Sextet Capability Brown were quintessentially multi-instrumentalists that could whip up CSN harmonies with the slightest of ease. The first watering was when ex Moments bassist Kenny Rowe, bassist /vocalist Tony Ferguson and percussionist Joe Williams from Tony Rivers’ folky Harmony Grass joined ex Gremlins Roger Willis and ex Fuzzy Duck guitarist/lute/balalaika player Grahame White to form Capability Brown. Under the Charisma umbrella the group launched their first single “War” in 1971 followed by the 1972 debut album From Scratch. The entirety of the album was a blend of art rock projection with a shimmer of Prog tracing on tracks like “Rayge” and the concept “Sole Survivor”, song about escaping the holocaust in a time machine. From Scratch had a lot of power as in the bass thundering “No Range” with Ferguson playing some sizzling flute coupled with Climax Blues styled harmonies. Atmospheric renditions of Rare Bird’s “Beautiful Scarlet” and “Red Man” plus a severing version of Argent’s “Liar” (Russ Ballard) / “Keep Death Off The Road” with White slicing emphatically was superb in the making. (later covered by Three Dog Night) These cats were harmony kings that could fuse folk with rock in the same spaces as Gentle Giant or Hookfoot. By 1973 Capability launched Voice which opened up with Affinity’s “I Am And So Are You” written by another Charisma student Alan Hull from Lindisfarne. This album holds their greatest number “Sad Am I” with a definite nod to Marmalade, Stealers Wheel or Iveys.

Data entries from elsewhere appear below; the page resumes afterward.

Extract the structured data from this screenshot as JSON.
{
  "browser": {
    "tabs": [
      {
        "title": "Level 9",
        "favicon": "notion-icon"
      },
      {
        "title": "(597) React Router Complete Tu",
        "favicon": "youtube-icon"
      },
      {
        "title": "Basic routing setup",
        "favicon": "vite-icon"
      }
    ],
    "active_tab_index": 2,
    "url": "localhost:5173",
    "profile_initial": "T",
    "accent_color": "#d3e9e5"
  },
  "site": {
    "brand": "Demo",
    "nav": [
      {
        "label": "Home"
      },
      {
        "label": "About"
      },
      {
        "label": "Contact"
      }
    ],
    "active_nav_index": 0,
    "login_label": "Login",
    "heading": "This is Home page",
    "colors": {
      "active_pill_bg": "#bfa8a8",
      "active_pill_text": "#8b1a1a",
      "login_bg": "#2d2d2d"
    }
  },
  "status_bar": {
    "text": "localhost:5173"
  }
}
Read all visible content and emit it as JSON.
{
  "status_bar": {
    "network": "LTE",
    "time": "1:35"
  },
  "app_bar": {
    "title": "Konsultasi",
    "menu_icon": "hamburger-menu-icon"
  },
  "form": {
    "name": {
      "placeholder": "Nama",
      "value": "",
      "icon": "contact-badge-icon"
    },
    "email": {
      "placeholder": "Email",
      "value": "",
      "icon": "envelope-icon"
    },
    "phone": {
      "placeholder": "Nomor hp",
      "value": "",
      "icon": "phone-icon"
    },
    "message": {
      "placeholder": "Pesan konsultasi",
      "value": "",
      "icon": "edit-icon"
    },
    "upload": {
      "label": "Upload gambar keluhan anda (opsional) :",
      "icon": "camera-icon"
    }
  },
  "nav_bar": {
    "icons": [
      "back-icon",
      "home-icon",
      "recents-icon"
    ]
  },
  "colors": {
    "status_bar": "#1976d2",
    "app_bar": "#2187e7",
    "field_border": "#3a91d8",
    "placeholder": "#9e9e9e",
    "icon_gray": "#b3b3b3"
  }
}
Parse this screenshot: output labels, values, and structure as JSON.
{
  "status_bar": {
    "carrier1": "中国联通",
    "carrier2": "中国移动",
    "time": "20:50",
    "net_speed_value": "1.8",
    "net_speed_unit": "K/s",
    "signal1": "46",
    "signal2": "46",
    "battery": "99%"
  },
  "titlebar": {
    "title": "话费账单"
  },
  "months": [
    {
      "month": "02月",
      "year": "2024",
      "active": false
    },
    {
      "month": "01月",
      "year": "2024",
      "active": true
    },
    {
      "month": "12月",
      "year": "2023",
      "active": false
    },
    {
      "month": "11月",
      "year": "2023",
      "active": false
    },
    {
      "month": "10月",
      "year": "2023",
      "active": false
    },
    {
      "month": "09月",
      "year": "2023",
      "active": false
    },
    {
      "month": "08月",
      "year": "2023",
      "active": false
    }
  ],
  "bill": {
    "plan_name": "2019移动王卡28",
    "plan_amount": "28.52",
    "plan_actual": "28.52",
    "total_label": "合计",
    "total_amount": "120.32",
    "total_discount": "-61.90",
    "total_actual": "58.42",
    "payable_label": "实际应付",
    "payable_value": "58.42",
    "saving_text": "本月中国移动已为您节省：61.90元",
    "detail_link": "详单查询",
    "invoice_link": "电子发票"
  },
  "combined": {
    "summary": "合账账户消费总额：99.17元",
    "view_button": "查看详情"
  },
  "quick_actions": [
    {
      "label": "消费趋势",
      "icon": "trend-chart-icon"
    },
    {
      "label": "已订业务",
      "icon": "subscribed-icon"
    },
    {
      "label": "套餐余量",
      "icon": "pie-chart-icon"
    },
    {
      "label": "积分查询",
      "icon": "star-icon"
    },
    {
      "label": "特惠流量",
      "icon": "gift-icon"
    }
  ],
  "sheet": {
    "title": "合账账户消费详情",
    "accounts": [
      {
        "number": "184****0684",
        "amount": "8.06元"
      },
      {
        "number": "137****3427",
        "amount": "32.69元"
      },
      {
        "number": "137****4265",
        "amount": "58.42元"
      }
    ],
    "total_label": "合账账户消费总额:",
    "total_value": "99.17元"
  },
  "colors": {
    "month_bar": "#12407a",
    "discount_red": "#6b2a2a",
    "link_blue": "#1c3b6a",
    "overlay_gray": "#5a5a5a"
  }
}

Capability Brown had and still have a cult following in UK music history as a "progressive" band, ultimately based on an outstanding piece from their second album, Voice. But largely their range covered mainstream pop music, treated in an "arty", alternative fashion. The band was a six-piece in which everyone sang and played instruments. The line-up consisted of Tony Ferguson (guitar, bass), Dave Nevin (keyboards, guitar, bass), Kenny Rowe (bass, percussion), Grahame White (guitar, lute, balalaika, keyboards), Joe Williams (percussion) and Roger Willis (drums, keyboards).
Ferguson and Nevin wrote the majority of the band's material, and the band also excelled in covers of obscure material (Rare Bird's Beautiful Scarlet and Redman, Argent's Liar, Affinity's I Am And So Are You and Steely Dan's Midnight Cruiser).
Capability Brown's forte was vocalizing. Together they sounded not unlike The Association: a massed choir of voices, ranging from baritone to high clean falsettos. Their first album, From Scratch, which included Liar, was average and unexceptional. The second album Voice, released in 1973, was their claim to fame, incorporating an over-20-minute richly melodic piece called Circumstances (In Love, Past, Present, Future Meet) - a stunning piece of music incorporating keyboards, a cappela voices, synthesizers and mellotrons, solo vocals, delicate harpsichord-like acoustic guitar sections, powerful electric guitar chords and massed vocal choirs.
The band did not manage to record again after this, and in 1974 Tony, Roger and Graham were recruited by friend and Christie member Roger Flavell to join his group, Christie for a tour of South America. Thus Capability Brown was no more.[progarchives]